… if you work more and come up with something more fundamentally innovative, your paper is likely to be rejected, and your own less good paper might be accepted … Don’t just stop thinking of publications. Without them you can’t survive in the research world. It’s like passing exams. Exams are stupid, you have to pass them if you want to do certain kind of work.

I would not discuss the importance of publications in the research world, nor the relevance of publications to a researcher. I have not seen enough and to some extent believe that publications are not exactly like exams. But the exam part of the latter statement really caught my attention. Which brings us to the reason why I am writing this.

Anybody who decides to go for graduate school should write something known as the General GRE. While it has some utility, I seriously wonder whether it significantly helps in separating the wheat from the chaff. I have known people who study for a single GRE test (which supposedly tests only basic verbal and analytical abilities) for as long as 3 years. How can one calibrate the performance of such a candidate with somebody who went through the testing pattern only a few times? It should be noted that the GRE is not supposed to be an exam which tests your preparedness or knowledge, but basic cognitive abilities. And students around the world (especially from India and China) regularly outscore their abilities (and their previous scores) by preparing long, very long.

Anyway, the reality is that we all have to face it: the standardized testing system. While many similar things in life can be hacked, standardized tests are far more susceptible to it. When I decided to go for graduate studies, I knew that I would be too engrossed in technical work and my research. Instead of studying for a longer period, I took out some time to figure a way out of studying longer. I prepared for around 3-4 weeks (only few hours daily) and got the scores I wanted.
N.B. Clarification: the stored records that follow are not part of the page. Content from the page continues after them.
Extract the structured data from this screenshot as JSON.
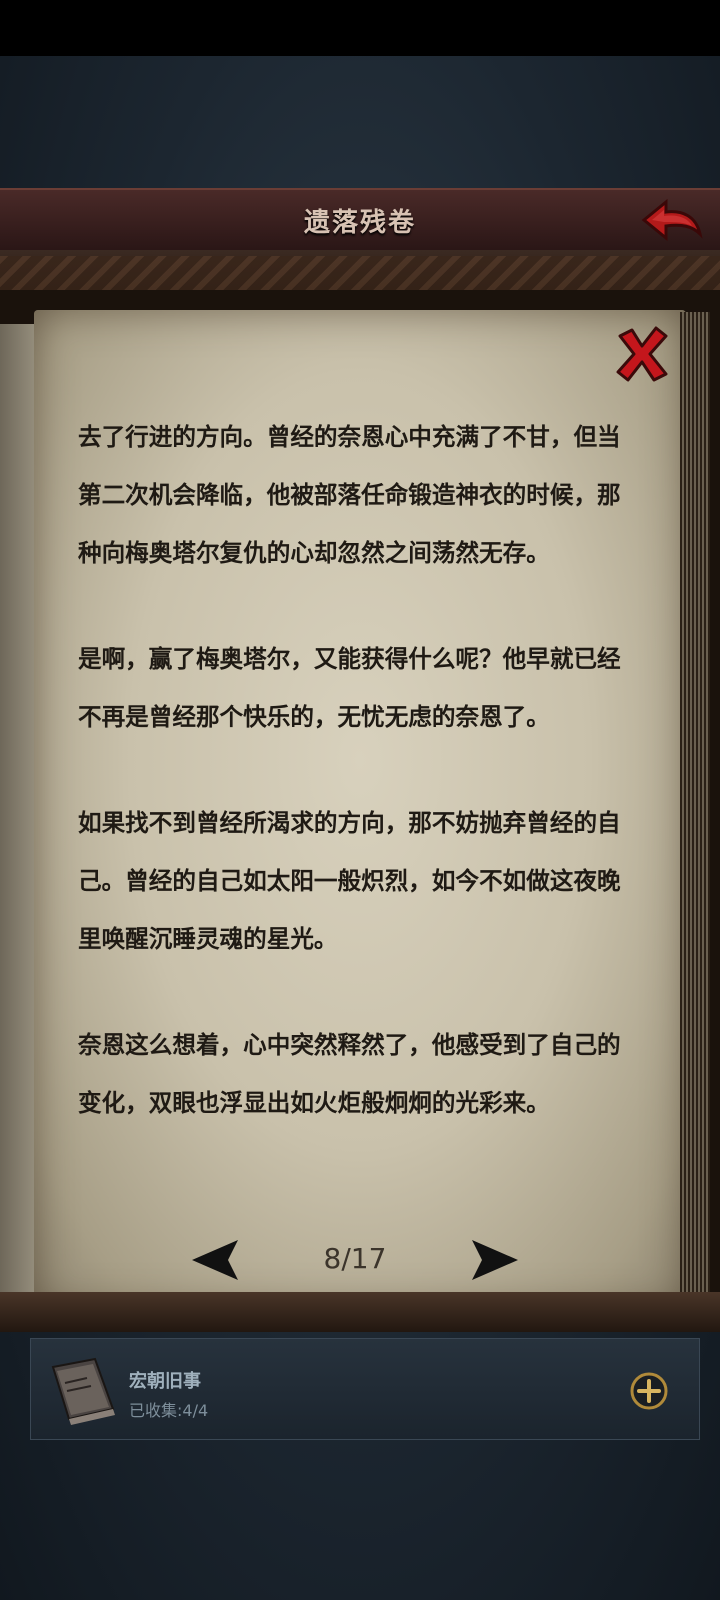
{
  "header": {
    "title": "遗落残卷"
  },
  "page": {
    "paragraphs": [
      "去了行进的方向。曾经的奈恩心中充满了不甘，但当第二次机会降临，他被部落任命锻造神衣的时候，那种向梅奥塔尔复仇的心却忽然之间荡然无存。",
      "是啊，赢了梅奥塔尔，又能获得什么呢？他早就已经不再是曾经那个快乐的，无忧无虑的奈恩了。",
      "如果找不到曾经所渴求的方向，那不妨抛弃曾经的自己。曾经的自己如太阳一般炽烈，如今不如做这夜晚里唤醒沉睡灵魂的星光。",
      "奈恩这么想着，心中突然释然了，他感受到了自己的变化，双眼也浮显出如火炬般炯炯的光彩来。"
    ]
  },
  "pager": {
    "label": "8/17",
    "current": 8,
    "total": 17
  },
  "collection": {
    "title": "宏朝旧事",
    "count_label": "已收集:",
    "count_value": "4/4"
  },
  "icons": {
    "back": "back-arrow-icon",
    "close": "close-x-icon",
    "prev": "left-triangle-icon",
    "next": "right-triangle-icon",
    "book": "book-icon",
    "add": "plus-circle-icon"
  },
  "colors": {
    "header_bg": "#3a201e",
    "paper": "#cfc8b3",
    "text": "#1f1a14",
    "close_red": "#c4161c",
    "back_red": "#b31a1a",
    "panel_bg": "#212a33"
  }
}
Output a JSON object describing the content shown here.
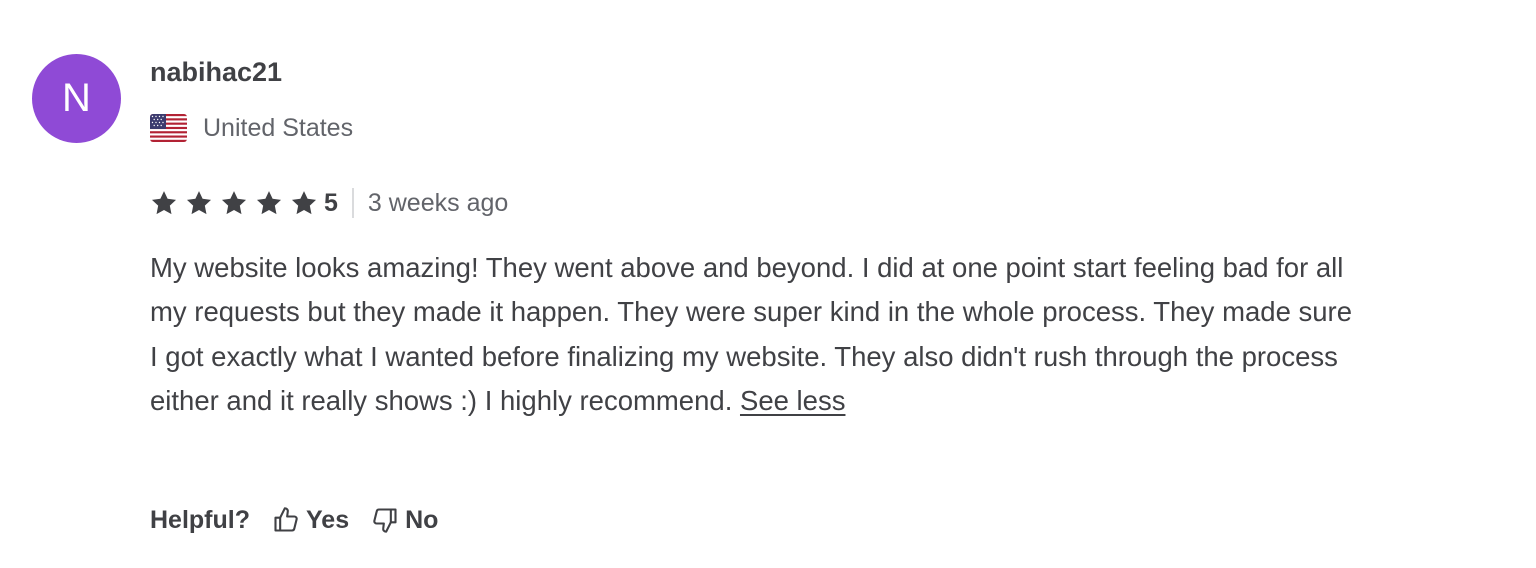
{
  "reviewer": {
    "avatar_initial": "N",
    "avatar_color": "#8f4ad6",
    "username": "nabihac21",
    "country_flag_icon": "us-flag-icon",
    "country": "United States"
  },
  "rating": {
    "stars": 5,
    "max_stars": 5,
    "value_text": "5",
    "time_ago": "3 weeks ago"
  },
  "review": {
    "text": "My website looks amazing! They went above and beyond. I did at one point start feeling bad for all my requests but they made it happen. They were super kind in the whole process. They made sure I got exactly what I wanted before finalizing my website. They also didn't rush through the process either and it really shows :) I highly recommend.",
    "toggle_label": "See less"
  },
  "helpful": {
    "label": "Helpful?",
    "yes_label": "Yes",
    "no_label": "No",
    "yes_icon": "thumbs-up-icon",
    "no_icon": "thumbs-down-icon"
  },
  "colors": {
    "text_primary": "#404145",
    "text_secondary": "#62646a",
    "star": "#404145"
  }
}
Coming back to John Gourmet, one of the chief reasons why he is prone to not go for PhD is that he too is afraid of the standardized tests. Now he is afraid of the publication process too.

Just a reminder: This is a proxy post.